▸ What this task involves
An accurate, complete copy of the records below is required.

▸ Items from an interface collection
-=-=-

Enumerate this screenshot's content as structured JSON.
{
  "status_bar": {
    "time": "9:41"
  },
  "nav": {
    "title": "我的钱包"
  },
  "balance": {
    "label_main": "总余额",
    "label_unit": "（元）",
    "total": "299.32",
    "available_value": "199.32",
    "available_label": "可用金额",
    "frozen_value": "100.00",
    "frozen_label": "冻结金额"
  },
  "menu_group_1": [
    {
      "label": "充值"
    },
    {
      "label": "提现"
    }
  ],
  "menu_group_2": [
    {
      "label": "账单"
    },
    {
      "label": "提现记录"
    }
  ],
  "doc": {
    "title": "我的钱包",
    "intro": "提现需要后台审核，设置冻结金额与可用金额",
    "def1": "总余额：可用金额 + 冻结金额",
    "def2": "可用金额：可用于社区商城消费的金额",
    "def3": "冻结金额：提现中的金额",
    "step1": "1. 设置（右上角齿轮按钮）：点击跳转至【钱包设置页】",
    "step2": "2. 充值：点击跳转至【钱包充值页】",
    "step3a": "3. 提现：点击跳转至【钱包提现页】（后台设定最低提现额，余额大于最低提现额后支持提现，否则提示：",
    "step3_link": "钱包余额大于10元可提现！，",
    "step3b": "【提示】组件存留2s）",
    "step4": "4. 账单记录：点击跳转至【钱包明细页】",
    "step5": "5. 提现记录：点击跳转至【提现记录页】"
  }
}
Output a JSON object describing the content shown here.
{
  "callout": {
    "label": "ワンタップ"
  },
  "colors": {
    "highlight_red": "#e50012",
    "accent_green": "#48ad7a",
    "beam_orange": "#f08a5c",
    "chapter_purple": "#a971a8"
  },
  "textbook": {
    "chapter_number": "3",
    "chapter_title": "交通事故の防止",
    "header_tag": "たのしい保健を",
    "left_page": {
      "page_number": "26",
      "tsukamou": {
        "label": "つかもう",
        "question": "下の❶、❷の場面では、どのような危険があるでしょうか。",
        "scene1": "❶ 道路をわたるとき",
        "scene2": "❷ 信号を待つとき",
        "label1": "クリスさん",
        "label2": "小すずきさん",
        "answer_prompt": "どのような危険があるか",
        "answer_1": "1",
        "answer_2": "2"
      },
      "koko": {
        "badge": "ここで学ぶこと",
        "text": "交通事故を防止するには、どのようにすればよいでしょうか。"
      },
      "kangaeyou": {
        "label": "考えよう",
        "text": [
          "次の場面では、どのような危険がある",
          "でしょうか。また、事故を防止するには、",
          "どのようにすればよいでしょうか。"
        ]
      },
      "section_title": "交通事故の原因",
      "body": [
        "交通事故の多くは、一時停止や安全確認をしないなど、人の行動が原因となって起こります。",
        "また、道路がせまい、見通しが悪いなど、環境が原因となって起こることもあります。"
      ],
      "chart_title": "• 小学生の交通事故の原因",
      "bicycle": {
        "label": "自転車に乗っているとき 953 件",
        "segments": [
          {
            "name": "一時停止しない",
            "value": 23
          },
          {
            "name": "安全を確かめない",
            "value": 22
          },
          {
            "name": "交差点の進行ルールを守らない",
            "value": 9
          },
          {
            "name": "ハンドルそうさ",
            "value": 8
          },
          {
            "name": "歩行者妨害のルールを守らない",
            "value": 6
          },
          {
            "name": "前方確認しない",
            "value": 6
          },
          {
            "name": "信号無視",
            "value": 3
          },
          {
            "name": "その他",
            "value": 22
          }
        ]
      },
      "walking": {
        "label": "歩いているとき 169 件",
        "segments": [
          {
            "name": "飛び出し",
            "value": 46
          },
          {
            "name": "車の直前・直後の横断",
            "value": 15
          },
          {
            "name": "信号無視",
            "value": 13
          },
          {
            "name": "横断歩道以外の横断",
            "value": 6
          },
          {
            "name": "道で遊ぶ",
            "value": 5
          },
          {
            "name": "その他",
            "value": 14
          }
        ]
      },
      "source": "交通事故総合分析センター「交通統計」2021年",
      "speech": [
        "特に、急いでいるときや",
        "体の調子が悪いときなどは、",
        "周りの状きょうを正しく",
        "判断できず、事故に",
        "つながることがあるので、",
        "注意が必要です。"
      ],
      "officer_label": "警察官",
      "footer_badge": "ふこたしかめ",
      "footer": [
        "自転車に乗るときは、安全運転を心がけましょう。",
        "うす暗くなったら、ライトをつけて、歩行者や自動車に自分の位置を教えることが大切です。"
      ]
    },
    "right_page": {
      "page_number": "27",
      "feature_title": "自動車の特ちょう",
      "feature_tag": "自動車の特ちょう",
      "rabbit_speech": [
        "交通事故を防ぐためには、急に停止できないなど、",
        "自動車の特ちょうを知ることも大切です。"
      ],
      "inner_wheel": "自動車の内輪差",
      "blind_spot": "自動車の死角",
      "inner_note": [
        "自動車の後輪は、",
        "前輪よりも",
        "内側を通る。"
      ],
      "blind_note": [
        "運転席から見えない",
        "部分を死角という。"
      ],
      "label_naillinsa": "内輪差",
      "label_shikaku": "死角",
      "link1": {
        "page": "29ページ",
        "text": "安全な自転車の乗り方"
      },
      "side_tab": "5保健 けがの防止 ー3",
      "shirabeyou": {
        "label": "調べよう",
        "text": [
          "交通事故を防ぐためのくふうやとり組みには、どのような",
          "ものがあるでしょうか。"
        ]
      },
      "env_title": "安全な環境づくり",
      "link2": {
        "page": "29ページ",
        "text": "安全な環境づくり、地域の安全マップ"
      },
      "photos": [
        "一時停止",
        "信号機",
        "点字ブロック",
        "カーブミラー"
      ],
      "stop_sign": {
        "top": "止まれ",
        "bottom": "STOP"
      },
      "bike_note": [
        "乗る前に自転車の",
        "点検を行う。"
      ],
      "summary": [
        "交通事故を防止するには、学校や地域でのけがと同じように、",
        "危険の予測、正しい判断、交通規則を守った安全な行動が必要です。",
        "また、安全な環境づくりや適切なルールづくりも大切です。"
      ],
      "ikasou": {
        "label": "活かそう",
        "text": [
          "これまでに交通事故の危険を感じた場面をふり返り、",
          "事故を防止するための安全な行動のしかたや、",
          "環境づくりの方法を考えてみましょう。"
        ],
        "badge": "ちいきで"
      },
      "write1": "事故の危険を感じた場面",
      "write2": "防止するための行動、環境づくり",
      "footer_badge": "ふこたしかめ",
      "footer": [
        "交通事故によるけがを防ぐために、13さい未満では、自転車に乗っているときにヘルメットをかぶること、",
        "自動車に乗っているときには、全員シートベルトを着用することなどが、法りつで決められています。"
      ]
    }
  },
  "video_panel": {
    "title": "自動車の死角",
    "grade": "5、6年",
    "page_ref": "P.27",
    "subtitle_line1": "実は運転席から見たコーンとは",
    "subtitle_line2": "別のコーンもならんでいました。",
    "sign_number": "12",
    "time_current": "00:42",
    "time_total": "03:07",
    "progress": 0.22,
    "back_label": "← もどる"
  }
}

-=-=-

▸ Solution for this exercise
Enumerate this screenshot's content as structured JSON.
{
  "status_bar": {
    "time": "9:41"
  },
  "nav": {
    "title": "我的钱包"
  },
  "balance": {
    "label_main": "总余额",
    "label_unit": "（元）",
    "total": "299.32",
    "available_value": "199.32",
    "available_label": "可用金额",
    "frozen_value": "100.00",
    "frozen_label": "冻结金额"
  },
  "menu_group_1": [
    {
      "label": "充值"
    },
    {
      "label": "提现"
    }
  ],
  "menu_group_2": [
    {
      "label": "账单"
    },
    {
      "label": "提现记录"
    }
  ],
  "doc": {
    "title": "我的钱包",
    "intro": "提现需要后台审核，设置冻结金额与可用金额",
    "def1": "总余额：可用金额 + 冻结金额",
    "def2": "可用金额：可用于社区商城消费的金额",
    "def3": "冻结金额：提现中的金额",
    "step1": "1. 设置（右上角齿轮按钮）：点击跳转至【钱包设置页】",
    "step2": "2. 充值：点击跳转至【钱包充值页】",
    "step3a": "3. 提现：点击跳转至【钱包提现页】（后台设定最低提现额，余额大于最低提现额后支持提现，否则提示：",
    "step3_link": "钱包余额大于10元可提现！，",
    "step3b": "【提示】组件存留2s）",
    "step4": "4. 账单记录：点击跳转至【钱包明细页】",
    "step5": "5. 提现记录：点击跳转至【提现记录页】"
  }
}
Output a JSON object describing the content shown here.
{
  "callout": {
    "label": "ワンタップ"
  },
  "colors": {
    "highlight_red": "#e50012",
    "accent_green": "#48ad7a",
    "beam_orange": "#f08a5c",
    "chapter_purple": "#a971a8"
  },
  "textbook": {
    "chapter_number": "3",
    "chapter_title": "交通事故の防止",
    "header_tag": "たのしい保健を",
    "left_page": {
      "page_number": "26",
      "tsukamou": {
        "label": "つかもう",
        "question": "下の❶、❷の場面では、どのような危険があるでしょうか。",
        "scene1": "❶ 道路をわたるとき",
        "scene2": "❷ 信号を待つとき",
        "label1": "クリスさん",
        "label2": "小すずきさん",
        "answer_prompt": "どのような危険があるか",
        "answer_1": "1",
        "answer_2": "2"
      },
      "koko": {
        "badge": "ここで学ぶこと",
        "text": "交通事故を防止するには、どのようにすればよいでしょうか。"
      },
      "kangaeyou": {
        "label": "考えよう",
        "text": [
          "次の場面では、どのような危険がある",
          "でしょうか。また、事故を防止するには、",
          "どのようにすればよいでしょうか。"
        ]
      },
      "section_title": "交通事故の原因",
      "body": [
        "交通事故の多くは、一時停止や安全確認をしないなど、人の行動が原因となって起こります。",
        "また、道路がせまい、見通しが悪いなど、環境が原因となって起こることもあります。"
      ],
      "chart_title": "• 小学生の交通事故の原因",
      "bicycle": {
        "label": "自転車に乗っているとき 953 件",
        "segments": [
          {
            "name": "一時停止しない",
            "value": 23
          },
          {
            "name": "安全を確かめない",
            "value": 22
          },
          {
            "name": "交差点の進行ルールを守らない",
            "value": 9
          },
          {
            "name": "ハンドルそうさ",
            "value": 8
          },
          {
            "name": "歩行者妨害のルールを守らない",
            "value": 6
          },
          {
            "name": "前方確認しない",
            "value": 6
          },
          {
            "name": "信号無視",
            "value": 3
          },
          {
            "name": "その他",
            "value": 22
          }
        ]
      },
      "walking": {
        "label": "歩いているとき 169 件",
        "segments": [
          {
            "name": "飛び出し",
            "value": 46
          },
          {
            "name": "車の直前・直後の横断",
            "value": 15
          },
          {
            "name": "信号無視",
            "value": 13
          },
          {
            "name": "横断歩道以外の横断",
            "value": 6
          },
          {
            "name": "道で遊ぶ",
            "value": 5
          },
          {
            "name": "その他",
            "value": 14
          }
        ]
      },
      "source": "交通事故総合分析センター「交通統計」2021年",
      "speech": [
        "特に、急いでいるときや",
        "体の調子が悪いときなどは、",
        "周りの状きょうを正しく",
        "判断できず、事故に",
        "つながることがあるので、",
        "注意が必要です。"
      ],
      "officer_label": "警察官",
      "footer_badge": "ふこたしかめ",
      "footer": [
        "自転車に乗るときは、安全運転を心がけましょう。",
        "うす暗くなったら、ライトをつけて、歩行者や自動車に自分の位置を教えることが大切です。"
      ]
    },
    "right_page": {
      "page_number": "27",
      "feature_title": "自動車の特ちょう",
      "feature_tag": "自動車の特ちょう",
      "rabbit_speech": [
        "交通事故を防ぐためには、急に停止できないなど、",
        "自動車の特ちょうを知ることも大切です。"
      ],
      "inner_wheel": "自動車の内輪差",
      "blind_spot": "自動車の死角",
      "inner_note": [
        "自動車の後輪は、",
        "前輪よりも",
        "内側を通る。"
      ],
      "blind_note": [
        "運転席から見えない",
        "部分を死角という。"
      ],
      "label_naillinsa": "内輪差",
      "label_shikaku": "死角",
      "link1": {
        "page": "29ページ",
        "text": "安全な自転車の乗り方"
      },
      "side_tab": "5保健 けがの防止 ー3",
      "shirabeyou": {
        "label": "調べよう",
        "text": [
          "交通事故を防ぐためのくふうやとり組みには、どのような",
          "ものがあるでしょうか。"
        ]
      },
      "env_title": "安全な環境づくり",
      "link2": {
        "page": "29ページ",
        "text": "安全な環境づくり、地域の安全マップ"
      },
      "photos": [
        "一時停止",
        "信号機",
        "点字ブロック",
        "カーブミラー"
      ],
      "stop_sign": {
        "top": "止まれ",
        "bottom": "STOP"
      },
      "bike_note": [
        "乗る前に自転車の",
        "点検を行う。"
      ],
      "summary": [
        "交通事故を防止するには、学校や地域でのけがと同じように、",
        "危険の予測、正しい判断、交通規則を守った安全な行動が必要です。",
        "また、安全な環境づくりや適切なルールづくりも大切です。"
      ],
      "ikasou": {
        "label": "活かそう",
        "text": [
          "これまでに交通事故の危険を感じた場面をふり返り、",
          "事故を防止するための安全な行動のしかたや、",
          "環境づくりの方法を考えてみましょう。"
        ],
        "badge": "ちいきで"
      },
      "write1": "事故の危険を感じた場面",
      "write2": "防止するための行動、環境づくり",
      "footer_badge": "ふこたしかめ",
      "footer": [
        "交通事故によるけがを防ぐために、13さい未満では、自転車に乗っているときにヘルメットをかぶること、",
        "自動車に乗っているときには、全員シートベルトを着用することなどが、法りつで決められています。"
      ]
    }
  },
  "video_panel": {
    "title": "自動車の死角",
    "grade": "5、6年",
    "page_ref": "P.27",
    "subtitle_line1": "実は運転席から見たコーンとは",
    "subtitle_line2": "別のコーンもならんでいました。",
    "sign_number": "12",
    "time_current": "00:42",
    "time_total": "03:07",
    "progress": 0.22,
    "back_label": "← もどる"
  }
}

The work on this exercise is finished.